If you’re interested in a nearby housing option that’s more affordable, consider an apartment in the city of Maldonado. It’s a middle-class city next to Punta del Este where you can find newer apartments between $90,000 and $150,000 without the extra hotel-like services and the high monthly fees that go with them.
Piriápolis is a coastal town between Punta del Este and Atlantida. It was the very first seaside resort development in Uruguay—modeled after resorts in southern France near the turn of the 20th century. It stands out for its waterfront centro with a coastal promenade. And it’s the only coastal area of Uruguay with hills.
The majestic Argentino Hotel, which at the time of its construction was one of the largest in all of South America, and the rounded tower of the Hotel Colón are just two of the most recognizable landmarks. Behind the yacht club, you can see the pink towers of the chair lift up to Templo de San Antonio marching up the hillside.
Like other beach towns in Uruguay, it’s year-round population of 9,000 goes way up in the summer when vacationers arrive.

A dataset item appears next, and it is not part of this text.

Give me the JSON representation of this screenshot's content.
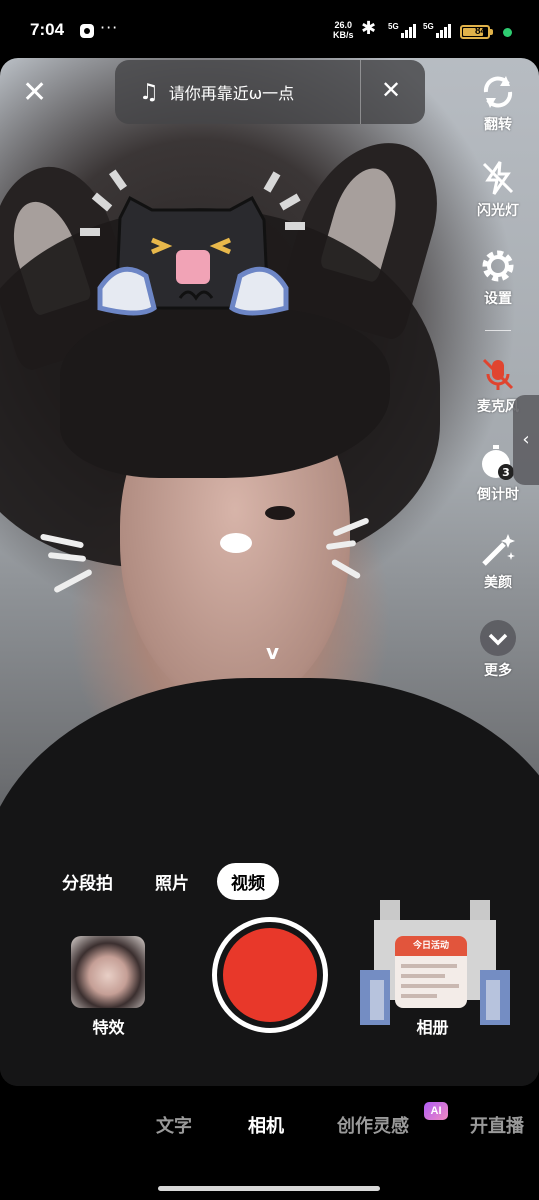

Christina Robles de Thomas, who moved to Piriápolis with her husband Terry from California years ago, loves their life there. “About 40,000 people show up, but it’s only for the high season,” she says. The rest of the year they enjoy the small-town atmosphere. “We wanted a quiet place to live. The people are always friendlier in small towns,” Christina says They enjoy being able to use their bicycles to get around town, and that even in low season they get along just fine. “Everything is practically in the same street. Bank, store, cleaners, barbershop, bus terminal etc. We are very happy here.”
Uruguay truly has a lifestyle and a region for everyone, depending on what you’re looking for in the way of a new life abroad. Whether you want to live downtown in a world capital, in the heart of an old colonial city, in one of the world’s famous beach resorts, or on a sprawling ranch in the heartland, you can be sure that Uruguay has a place for you.
10 Reasons to Live in Uruguay
Are you searching for beautiful beaches, four distinct seasons, affordable real estate, and quality healthcare at a reasonable cost? It may seem like a lot to ask for, but here at International Living we have just the place for you.
Uruguay has the highest rate of fiber-optic internet penetration in Latin America. And it’s one of the freest countries on our beat, a place where residence is easy to get, and income from outside of Uruguay, such as a retirement pension or social security, does not need to be reported in Uruguay.
With a wide variety of lifestyles and cultures, Uruguay has much to offer…
Expat Kristen Harden found she was welcomed immediately. “The locals are friendly and welcoming. We have had more than our fair share of help from them over the years.”
The lovely beaches are a huge perk for Kirsten and her family. “The coastline has different kinds of beaches and wildlife. We walk on the beach at least once a week, if not more.”
Roly Jasquith, a native of England has never looked back since moving to Uruguay. “I found new opportunities that I didn’t know existed, like living a country life on a beautiful beach with lots of free time for family…”
Karen Michele has also found life in Uruguay means more time for what’s truly important… “Families here make sure they have time together. It’s why you work, so you can have a barbecue with your family and friends on the weekend,” And enjoying life is so important for Karen: “People here are less self-conscious, and able to have fun.”
These expats love their life in Uruguay and you can join them. Enjoy mild seasons, walks on the beach, quality healthcare, friendly locals and much more in Uruguay.
See below for 10 reasons why you should consider a move to Uruguay.